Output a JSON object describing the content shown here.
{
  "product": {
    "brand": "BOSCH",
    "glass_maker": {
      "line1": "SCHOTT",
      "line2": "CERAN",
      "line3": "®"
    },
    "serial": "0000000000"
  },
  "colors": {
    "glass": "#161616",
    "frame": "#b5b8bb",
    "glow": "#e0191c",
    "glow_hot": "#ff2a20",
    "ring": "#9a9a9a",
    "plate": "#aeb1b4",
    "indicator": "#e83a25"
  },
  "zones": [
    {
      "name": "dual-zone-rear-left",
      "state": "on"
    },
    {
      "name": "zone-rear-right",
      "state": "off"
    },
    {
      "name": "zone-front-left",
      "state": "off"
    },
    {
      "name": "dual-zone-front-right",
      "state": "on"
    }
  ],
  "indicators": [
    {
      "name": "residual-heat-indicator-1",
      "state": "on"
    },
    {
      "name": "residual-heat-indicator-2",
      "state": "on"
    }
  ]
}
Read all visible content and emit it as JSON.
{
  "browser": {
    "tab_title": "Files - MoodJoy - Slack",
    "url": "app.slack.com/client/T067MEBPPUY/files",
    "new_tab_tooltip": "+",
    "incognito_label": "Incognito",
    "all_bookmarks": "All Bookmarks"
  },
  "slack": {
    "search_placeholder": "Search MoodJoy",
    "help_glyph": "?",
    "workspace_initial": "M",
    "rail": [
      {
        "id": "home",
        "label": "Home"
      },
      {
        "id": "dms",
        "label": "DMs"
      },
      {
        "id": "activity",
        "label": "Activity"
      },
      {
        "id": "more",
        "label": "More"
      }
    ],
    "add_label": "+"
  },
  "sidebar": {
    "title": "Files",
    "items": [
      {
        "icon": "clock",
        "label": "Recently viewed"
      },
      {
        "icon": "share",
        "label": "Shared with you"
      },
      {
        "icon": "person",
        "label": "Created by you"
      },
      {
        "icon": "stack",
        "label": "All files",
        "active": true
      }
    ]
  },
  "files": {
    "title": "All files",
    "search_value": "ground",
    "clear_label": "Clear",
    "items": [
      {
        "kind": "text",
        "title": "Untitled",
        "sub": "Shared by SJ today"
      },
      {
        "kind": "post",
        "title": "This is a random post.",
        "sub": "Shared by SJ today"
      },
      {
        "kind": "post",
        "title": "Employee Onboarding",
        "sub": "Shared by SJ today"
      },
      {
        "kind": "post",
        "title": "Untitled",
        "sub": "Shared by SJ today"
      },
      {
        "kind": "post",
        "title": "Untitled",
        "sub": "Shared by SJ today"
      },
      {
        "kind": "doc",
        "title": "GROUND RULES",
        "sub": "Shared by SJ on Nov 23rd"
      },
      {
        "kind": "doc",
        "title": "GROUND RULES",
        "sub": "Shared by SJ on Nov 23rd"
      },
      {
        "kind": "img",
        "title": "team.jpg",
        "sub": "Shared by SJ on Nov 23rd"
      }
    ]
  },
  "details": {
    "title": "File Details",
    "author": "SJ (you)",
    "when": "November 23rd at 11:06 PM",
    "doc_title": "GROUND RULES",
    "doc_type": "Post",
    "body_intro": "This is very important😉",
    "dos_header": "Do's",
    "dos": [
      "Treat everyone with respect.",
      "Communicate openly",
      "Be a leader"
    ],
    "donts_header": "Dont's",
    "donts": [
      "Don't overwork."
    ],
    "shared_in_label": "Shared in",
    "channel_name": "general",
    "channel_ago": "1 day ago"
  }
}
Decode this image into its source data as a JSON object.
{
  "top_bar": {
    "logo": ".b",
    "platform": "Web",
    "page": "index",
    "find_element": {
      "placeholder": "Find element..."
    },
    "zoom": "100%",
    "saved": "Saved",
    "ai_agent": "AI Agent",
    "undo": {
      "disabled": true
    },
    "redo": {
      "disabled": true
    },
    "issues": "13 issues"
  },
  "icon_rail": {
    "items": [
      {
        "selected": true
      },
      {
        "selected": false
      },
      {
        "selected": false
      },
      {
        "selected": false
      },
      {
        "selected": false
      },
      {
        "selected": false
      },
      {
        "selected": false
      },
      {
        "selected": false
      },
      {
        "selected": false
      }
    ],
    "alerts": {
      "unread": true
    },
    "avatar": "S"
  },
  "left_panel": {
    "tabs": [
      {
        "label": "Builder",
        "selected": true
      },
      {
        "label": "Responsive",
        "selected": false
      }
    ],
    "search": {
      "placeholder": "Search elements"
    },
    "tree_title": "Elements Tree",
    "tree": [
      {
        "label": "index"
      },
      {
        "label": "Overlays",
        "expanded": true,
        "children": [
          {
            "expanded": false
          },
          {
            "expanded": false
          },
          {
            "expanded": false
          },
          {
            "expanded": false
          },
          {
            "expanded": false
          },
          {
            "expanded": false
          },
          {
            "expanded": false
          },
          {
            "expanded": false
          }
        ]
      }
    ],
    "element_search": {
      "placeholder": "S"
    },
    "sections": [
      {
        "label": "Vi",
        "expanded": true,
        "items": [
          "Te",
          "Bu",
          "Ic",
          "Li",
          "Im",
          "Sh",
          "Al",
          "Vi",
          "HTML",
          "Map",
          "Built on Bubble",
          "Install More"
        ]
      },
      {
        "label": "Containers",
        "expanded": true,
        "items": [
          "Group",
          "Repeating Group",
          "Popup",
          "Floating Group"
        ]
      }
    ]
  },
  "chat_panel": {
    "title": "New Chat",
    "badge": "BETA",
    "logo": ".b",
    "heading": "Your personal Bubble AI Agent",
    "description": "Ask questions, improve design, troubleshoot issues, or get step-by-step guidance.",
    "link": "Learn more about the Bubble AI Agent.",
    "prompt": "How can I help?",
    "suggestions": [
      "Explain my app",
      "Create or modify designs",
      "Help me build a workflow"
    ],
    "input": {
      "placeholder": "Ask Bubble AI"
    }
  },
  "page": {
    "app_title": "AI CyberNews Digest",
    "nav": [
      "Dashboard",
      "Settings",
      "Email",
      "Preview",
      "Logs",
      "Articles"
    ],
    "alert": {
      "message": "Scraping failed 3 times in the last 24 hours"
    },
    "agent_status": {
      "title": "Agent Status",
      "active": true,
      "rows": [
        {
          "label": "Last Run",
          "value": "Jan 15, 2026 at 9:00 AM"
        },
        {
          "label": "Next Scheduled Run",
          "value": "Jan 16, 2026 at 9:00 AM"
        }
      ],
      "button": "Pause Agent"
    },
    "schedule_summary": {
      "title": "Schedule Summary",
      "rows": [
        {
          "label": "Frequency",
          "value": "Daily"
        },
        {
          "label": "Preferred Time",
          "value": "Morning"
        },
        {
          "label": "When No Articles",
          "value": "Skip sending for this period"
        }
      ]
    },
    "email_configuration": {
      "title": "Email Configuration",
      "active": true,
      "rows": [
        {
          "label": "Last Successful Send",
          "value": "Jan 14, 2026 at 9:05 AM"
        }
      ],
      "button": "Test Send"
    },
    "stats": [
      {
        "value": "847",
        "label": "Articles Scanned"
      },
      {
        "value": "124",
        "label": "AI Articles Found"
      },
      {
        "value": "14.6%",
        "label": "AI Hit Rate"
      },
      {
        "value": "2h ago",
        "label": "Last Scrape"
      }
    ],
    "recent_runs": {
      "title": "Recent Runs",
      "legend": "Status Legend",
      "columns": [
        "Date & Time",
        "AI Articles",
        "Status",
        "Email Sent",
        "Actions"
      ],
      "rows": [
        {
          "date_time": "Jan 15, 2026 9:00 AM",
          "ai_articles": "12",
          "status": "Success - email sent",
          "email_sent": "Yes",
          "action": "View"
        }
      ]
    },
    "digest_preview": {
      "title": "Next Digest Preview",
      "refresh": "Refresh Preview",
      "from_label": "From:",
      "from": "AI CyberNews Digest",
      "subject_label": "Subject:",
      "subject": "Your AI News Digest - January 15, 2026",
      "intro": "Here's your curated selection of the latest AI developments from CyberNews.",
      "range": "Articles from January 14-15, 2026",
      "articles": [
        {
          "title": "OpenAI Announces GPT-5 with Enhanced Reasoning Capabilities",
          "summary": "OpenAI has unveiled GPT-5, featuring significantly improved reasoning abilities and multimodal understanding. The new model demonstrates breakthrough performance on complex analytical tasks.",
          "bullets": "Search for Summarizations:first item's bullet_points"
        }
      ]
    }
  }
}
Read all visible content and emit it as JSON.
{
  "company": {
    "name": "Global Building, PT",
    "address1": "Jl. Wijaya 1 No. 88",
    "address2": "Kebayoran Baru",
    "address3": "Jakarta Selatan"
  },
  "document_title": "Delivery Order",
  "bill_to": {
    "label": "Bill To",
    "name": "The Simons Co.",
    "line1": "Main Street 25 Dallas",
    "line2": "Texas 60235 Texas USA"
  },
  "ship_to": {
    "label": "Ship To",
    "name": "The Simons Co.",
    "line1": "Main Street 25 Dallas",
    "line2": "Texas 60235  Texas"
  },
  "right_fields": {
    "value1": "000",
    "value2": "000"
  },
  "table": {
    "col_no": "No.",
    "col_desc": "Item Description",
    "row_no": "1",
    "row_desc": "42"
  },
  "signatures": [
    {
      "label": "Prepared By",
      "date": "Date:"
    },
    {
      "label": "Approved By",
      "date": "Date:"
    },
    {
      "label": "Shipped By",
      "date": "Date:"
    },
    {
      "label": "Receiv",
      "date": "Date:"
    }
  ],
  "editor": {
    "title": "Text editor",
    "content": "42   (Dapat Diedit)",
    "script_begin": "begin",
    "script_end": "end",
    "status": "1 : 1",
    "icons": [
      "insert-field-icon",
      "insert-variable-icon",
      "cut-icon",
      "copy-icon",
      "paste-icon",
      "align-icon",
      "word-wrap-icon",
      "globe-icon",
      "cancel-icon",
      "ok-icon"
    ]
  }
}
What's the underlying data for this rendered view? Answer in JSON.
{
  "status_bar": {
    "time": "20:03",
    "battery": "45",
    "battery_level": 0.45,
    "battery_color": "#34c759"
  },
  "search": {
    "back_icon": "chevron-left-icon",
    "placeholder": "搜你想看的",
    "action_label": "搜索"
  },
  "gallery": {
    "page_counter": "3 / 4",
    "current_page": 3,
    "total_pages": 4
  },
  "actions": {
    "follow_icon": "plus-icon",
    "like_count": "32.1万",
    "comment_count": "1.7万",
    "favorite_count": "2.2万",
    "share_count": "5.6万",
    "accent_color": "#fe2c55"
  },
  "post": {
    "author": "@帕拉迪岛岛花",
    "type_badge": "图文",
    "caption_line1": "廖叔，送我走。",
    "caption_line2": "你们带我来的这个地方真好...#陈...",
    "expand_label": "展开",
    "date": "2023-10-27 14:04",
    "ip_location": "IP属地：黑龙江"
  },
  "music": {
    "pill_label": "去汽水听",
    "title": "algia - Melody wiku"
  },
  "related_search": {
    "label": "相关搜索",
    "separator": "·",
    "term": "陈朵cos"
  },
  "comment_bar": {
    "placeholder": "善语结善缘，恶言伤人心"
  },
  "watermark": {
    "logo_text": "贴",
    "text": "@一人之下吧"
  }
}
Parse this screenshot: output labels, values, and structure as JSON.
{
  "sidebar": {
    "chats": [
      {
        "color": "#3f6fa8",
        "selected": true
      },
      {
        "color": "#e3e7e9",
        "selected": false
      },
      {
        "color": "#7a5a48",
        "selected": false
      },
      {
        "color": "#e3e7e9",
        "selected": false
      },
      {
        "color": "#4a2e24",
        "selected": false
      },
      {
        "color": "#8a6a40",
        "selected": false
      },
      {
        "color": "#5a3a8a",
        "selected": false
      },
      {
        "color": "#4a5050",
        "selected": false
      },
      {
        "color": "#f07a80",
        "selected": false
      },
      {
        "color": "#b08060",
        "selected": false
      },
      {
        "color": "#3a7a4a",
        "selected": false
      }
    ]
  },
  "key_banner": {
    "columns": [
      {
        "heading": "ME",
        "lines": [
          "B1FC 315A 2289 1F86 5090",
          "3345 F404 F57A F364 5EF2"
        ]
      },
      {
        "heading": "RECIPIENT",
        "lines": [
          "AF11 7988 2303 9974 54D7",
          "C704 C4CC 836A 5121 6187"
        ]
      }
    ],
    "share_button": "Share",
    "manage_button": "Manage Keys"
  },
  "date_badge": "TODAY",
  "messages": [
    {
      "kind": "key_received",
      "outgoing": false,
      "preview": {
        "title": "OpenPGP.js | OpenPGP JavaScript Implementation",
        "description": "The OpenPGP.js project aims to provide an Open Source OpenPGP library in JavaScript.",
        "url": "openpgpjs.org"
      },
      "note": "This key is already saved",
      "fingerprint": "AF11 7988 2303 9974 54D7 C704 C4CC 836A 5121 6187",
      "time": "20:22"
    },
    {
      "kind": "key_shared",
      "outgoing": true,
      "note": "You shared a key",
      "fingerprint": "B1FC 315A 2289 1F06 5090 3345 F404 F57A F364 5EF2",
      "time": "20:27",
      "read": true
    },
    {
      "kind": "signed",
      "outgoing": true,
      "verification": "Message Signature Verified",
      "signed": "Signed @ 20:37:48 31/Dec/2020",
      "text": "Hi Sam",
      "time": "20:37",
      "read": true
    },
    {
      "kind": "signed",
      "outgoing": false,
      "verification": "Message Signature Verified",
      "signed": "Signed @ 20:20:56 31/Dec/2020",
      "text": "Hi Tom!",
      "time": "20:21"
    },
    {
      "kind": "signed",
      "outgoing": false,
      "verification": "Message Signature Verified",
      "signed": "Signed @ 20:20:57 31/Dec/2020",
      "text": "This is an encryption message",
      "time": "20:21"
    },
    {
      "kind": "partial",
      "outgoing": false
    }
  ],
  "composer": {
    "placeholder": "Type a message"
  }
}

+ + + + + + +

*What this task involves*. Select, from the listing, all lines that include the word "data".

*Answer below*.
Decode this image into its source data as a JSON object.
What's the underlying data for this rendered view? Answer in JSON.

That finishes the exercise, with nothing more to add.